How to lie with numbers

Spent more of the evening watching Quarks, a popular-science show. Its topic: “how to lie with numbers”. Some of it was actually quite interesting.

Quiz question: You are offered a job with a yearly salary of 10000. You have two options:
– an increase of 1000 each year (after the first year)
– an increase of 250 each 6 months (after the first 6 month).
Which option do you choose?

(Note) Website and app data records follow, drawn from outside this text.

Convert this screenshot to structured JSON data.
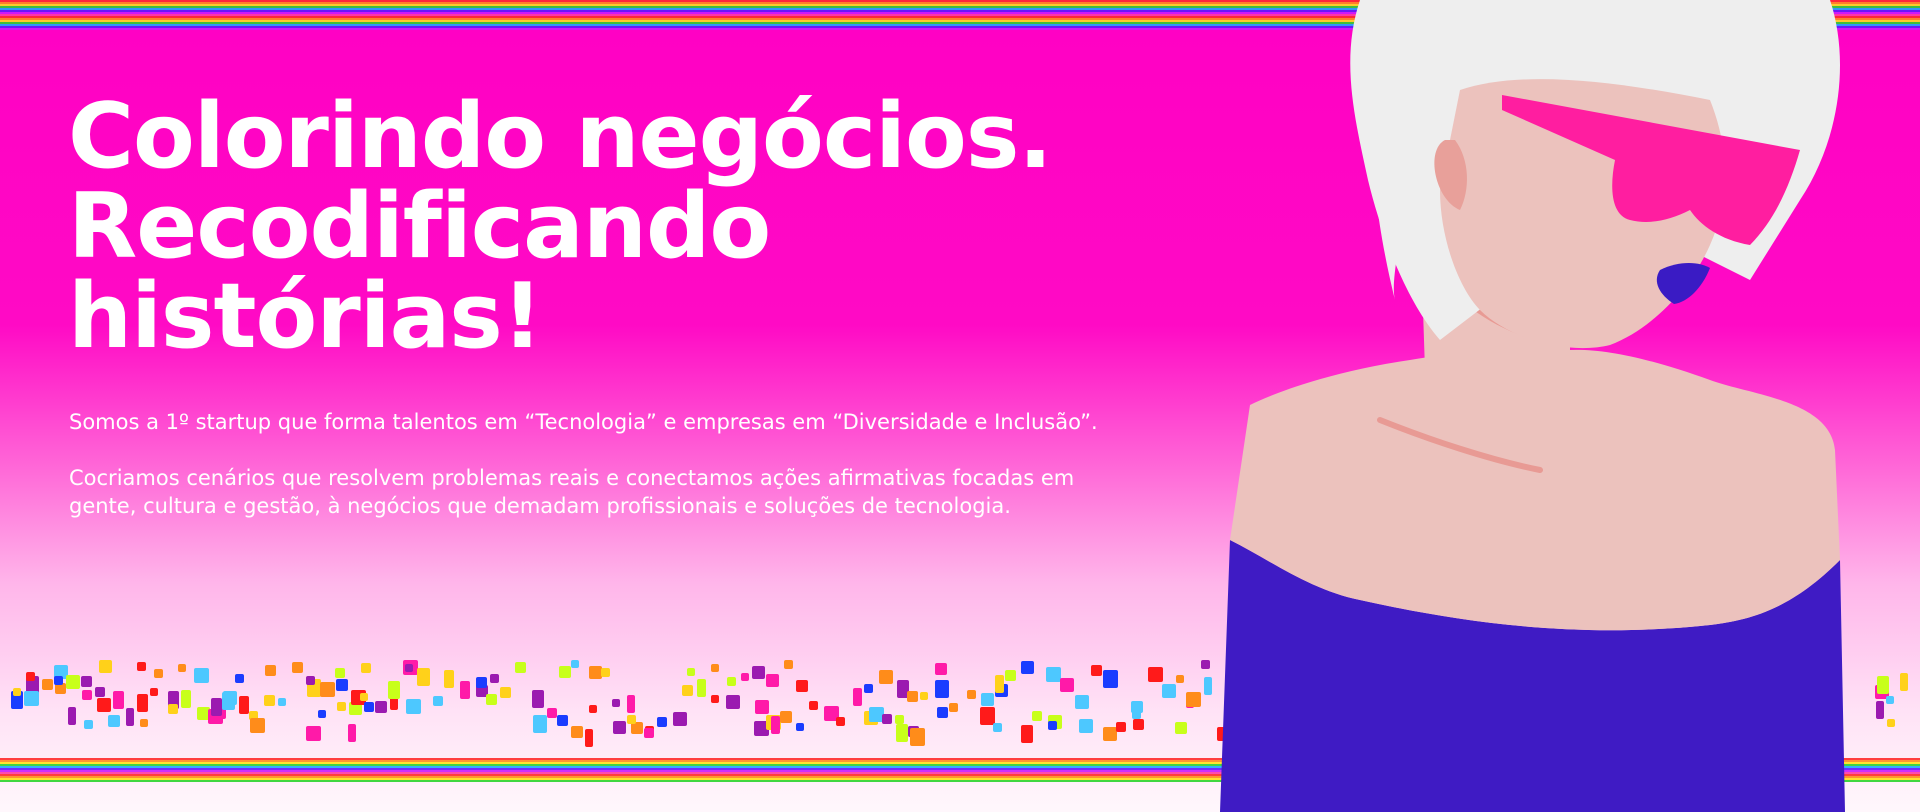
{
  "hero": {
    "line1": "Colorindo negócios.",
    "line2": "Recodificando",
    "line3": "histórias!"
  },
  "intro": {
    "paragraph1": "Somos a 1º startup que forma talentos em “Tecnologia” e empresas em “Diversidade e Inclusão”.",
    "paragraph2": "Cocriamos cenários que resolvem problemas reais e conectamos ações afirmativas focadas em gente, cultura e gestão, à negócios que demadam profissionais e soluções de tecnologia."
  },
  "colors": {
    "background_top": "#ff00c4",
    "confetti": [
      "#ff1a1a",
      "#ff8c1a",
      "#ffd11a",
      "#c8ff1a",
      "#1a3cff",
      "#9b1ab0",
      "#ff1aa8",
      "#4dc8ff"
    ],
    "shirt": "#3f1bc4",
    "glasses": "#ff1ea0",
    "hair": "#eeeeee",
    "skin": "#ecc2bd",
    "lips": "#3a1bc4"
  },
  "icons": [
    "woman-illustration"
  ]
}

Also interesting: Benford’s law, stating “that lists of numbers from many real-life sources of data, the leading digit 1 occurs most frequently and larger numbers occur as the leading digit with less and less frequency as they grow in magnitude, with 9 being the least frequent leading digit.”
More specifically the leading digit 1 has the probability of 30.1%, 2: 17.6%, 3: 12.5%, 4: 9.7%,…,9: 4.6%
Accounting firms apparently use this distribution to check whether the distribution of bill sums is “regular” or shows some oddities (in the tv show they edited 70 out of 10000 bill items (taken from the tv channel’s accounting system) to be just below 5000 in order to simulate a company where people can spent up to 5000 without asking their superiors, and the accounting company detected the oddity.)